BEGIN Material for this exercise
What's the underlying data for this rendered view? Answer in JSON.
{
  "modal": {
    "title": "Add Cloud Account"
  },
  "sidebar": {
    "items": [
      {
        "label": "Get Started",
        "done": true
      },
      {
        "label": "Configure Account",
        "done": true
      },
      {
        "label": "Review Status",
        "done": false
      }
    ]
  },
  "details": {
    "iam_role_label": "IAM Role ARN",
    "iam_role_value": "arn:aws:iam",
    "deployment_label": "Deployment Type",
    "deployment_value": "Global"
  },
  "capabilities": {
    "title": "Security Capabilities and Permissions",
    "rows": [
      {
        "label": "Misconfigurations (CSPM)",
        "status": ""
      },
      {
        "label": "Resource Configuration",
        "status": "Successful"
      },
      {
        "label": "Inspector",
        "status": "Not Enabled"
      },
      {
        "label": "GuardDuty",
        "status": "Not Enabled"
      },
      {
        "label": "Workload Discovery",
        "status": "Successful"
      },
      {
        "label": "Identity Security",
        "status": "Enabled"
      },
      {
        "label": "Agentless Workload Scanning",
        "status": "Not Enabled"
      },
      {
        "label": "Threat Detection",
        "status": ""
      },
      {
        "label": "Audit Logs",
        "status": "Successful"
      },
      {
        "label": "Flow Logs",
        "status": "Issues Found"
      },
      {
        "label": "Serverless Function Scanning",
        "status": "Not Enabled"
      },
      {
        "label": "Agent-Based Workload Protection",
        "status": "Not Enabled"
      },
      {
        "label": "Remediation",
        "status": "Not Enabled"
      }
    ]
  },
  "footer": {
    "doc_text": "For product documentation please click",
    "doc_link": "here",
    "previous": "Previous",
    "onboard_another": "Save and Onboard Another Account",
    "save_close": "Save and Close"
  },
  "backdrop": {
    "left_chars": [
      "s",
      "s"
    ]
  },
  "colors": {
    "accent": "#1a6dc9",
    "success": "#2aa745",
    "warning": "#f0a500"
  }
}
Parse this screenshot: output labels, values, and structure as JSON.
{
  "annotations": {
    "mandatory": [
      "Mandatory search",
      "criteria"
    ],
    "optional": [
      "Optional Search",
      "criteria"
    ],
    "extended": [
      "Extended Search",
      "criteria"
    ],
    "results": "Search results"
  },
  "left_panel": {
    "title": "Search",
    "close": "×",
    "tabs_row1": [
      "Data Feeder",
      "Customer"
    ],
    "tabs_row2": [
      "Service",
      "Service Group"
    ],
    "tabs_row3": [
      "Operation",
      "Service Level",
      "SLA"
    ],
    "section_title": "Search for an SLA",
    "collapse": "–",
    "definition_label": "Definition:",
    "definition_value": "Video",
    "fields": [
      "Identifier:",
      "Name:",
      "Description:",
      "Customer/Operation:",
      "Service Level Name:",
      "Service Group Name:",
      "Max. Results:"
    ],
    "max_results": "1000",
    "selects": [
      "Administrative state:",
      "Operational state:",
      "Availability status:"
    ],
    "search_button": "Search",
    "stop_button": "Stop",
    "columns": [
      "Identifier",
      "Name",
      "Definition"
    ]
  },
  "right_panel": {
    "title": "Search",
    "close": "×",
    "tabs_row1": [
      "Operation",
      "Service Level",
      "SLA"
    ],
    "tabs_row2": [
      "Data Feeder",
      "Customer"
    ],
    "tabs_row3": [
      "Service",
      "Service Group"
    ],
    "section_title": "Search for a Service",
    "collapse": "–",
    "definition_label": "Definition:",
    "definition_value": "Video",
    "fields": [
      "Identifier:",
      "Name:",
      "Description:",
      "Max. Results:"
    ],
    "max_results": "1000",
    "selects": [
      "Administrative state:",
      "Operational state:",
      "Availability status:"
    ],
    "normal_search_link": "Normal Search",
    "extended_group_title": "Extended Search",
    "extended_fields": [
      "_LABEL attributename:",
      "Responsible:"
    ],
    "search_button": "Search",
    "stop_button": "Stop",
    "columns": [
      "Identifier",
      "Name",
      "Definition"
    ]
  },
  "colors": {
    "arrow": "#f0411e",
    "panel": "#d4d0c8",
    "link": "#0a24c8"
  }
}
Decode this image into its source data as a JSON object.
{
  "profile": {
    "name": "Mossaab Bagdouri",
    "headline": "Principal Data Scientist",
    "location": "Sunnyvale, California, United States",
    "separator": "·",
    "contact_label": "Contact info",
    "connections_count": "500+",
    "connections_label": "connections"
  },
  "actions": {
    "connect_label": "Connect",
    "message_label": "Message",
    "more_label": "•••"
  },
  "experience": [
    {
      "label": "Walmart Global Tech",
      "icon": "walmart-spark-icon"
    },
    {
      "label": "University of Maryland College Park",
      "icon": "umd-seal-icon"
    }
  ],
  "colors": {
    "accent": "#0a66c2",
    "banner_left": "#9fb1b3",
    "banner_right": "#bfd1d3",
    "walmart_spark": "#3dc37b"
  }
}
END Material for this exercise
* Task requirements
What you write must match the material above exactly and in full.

* Result of the exercise
What's the underlying data for this rendered view? Answer in JSON.
{
  "modal": {
    "title": "Add Cloud Account"
  },
  "sidebar": {
    "items": [
      {
        "label": "Get Started",
        "done": true
      },
      {
        "label": "Configure Account",
        "done": true
      },
      {
        "label": "Review Status",
        "done": false
      }
    ]
  },
  "details": {
    "iam_role_label": "IAM Role ARN",
    "iam_role_value": "arn:aws:iam",
    "deployment_label": "Deployment Type",
    "deployment_value": "Global"
  },
  "capabilities": {
    "title": "Security Capabilities and Permissions",
    "rows": [
      {
        "label": "Misconfigurations (CSPM)",
        "status": ""
      },
      {
        "label": "Resource Configuration",
        "status": "Successful"
      },
      {
        "label": "Inspector",
        "status": "Not Enabled"
      },
      {
        "label": "GuardDuty",
        "status": "Not Enabled"
      },
      {
        "label": "Workload Discovery",
        "status": "Successful"
      },
      {
        "label": "Identity Security",
        "status": "Enabled"
      },
      {
        "label": "Agentless Workload Scanning",
        "status": "Not Enabled"
      },
      {
        "label": "Threat Detection",
        "status": ""
      },
      {
        "label": "Audit Logs",
        "status": "Successful"
      },
      {
        "label": "Flow Logs",
        "status": "Issues Found"
      },
      {
        "label": "Serverless Function Scanning",
        "status": "Not Enabled"
      },
      {
        "label": "Agent-Based Workload Protection",
        "status": "Not Enabled"
      },
      {
        "label": "Remediation",
        "status": "Not Enabled"
      }
    ]
  },
  "footer": {
    "doc_text": "For product documentation please click",
    "doc_link": "here",
    "previous": "Previous",
    "onboard_another": "Save and Onboard Another Account",
    "save_close": "Save and Close"
  },
  "backdrop": {
    "left_chars": [
      "s",
      "s"
    ]
  },
  "colors": {
    "accent": "#1a6dc9",
    "success": "#2aa745",
    "warning": "#f0a500"
  }
}
Parse this screenshot: output labels, values, and structure as JSON.
{
  "annotations": {
    "mandatory": [
      "Mandatory search",
      "criteria"
    ],
    "optional": [
      "Optional Search",
      "criteria"
    ],
    "extended": [
      "Extended Search",
      "criteria"
    ],
    "results": "Search results"
  },
  "left_panel": {
    "title": "Search",
    "close": "×",
    "tabs_row1": [
      "Data Feeder",
      "Customer"
    ],
    "tabs_row2": [
      "Service",
      "Service Group"
    ],
    "tabs_row3": [
      "Operation",
      "Service Level",
      "SLA"
    ],
    "section_title": "Search for an SLA",
    "collapse": "–",
    "definition_label": "Definition:",
    "definition_value": "Video",
    "fields": [
      "Identifier:",
      "Name:",
      "Description:",
      "Customer/Operation:",
      "Service Level Name:",
      "Service Group Name:",
      "Max. Results:"
    ],
    "max_results": "1000",
    "selects": [
      "Administrative state:",
      "Operational state:",
      "Availability status:"
    ],
    "search_button": "Search",
    "stop_button": "Stop",
    "columns": [
      "Identifier",
      "Name",
      "Definition"
    ]
  },
  "right_panel": {
    "title": "Search",
    "close": "×",
    "tabs_row1": [
      "Operation",
      "Service Level",
      "SLA"
    ],
    "tabs_row2": [
      "Data Feeder",
      "Customer"
    ],
    "tabs_row3": [
      "Service",
      "Service Group"
    ],
    "section_title": "Search for a Service",
    "collapse": "–",
    "definition_label": "Definition:",
    "definition_value": "Video",
    "fields": [
      "Identifier:",
      "Name:",
      "Description:",
      "Max. Results:"
    ],
    "max_results": "1000",
    "selects": [
      "Administrative state:",
      "Operational state:",
      "Availability status:"
    ],
    "normal_search_link": "Normal Search",
    "extended_group_title": "Extended Search",
    "extended_fields": [
      "_LABEL attributename:",
      "Responsible:"
    ],
    "search_button": "Search",
    "stop_button": "Stop",
    "columns": [
      "Identifier",
      "Name",
      "Definition"
    ]
  },
  "colors": {
    "arrow": "#f0411e",
    "panel": "#d4d0c8",
    "link": "#0a24c8"
  }
}
Decode this image into its source data as a JSON object.
{
  "profile": {
    "name": "Mossaab Bagdouri",
    "headline": "Principal Data Scientist",
    "location": "Sunnyvale, California, United States",
    "separator": "·",
    "contact_label": "Contact info",
    "connections_count": "500+",
    "connections_label": "connections"
  },
  "actions": {
    "connect_label": "Connect",
    "message_label": "Message",
    "more_label": "•••"
  },
  "experience": [
    {
      "label": "Walmart Global Tech",
      "icon": "walmart-spark-icon"
    },
    {
      "label": "University of Maryland College Park",
      "icon": "umd-seal-icon"
    }
  ],
  "colors": {
    "accent": "#0a66c2",
    "banner_left": "#9fb1b3",
    "banner_right": "#bfd1d3",
    "walmart_spark": "#3dc37b"
  }
}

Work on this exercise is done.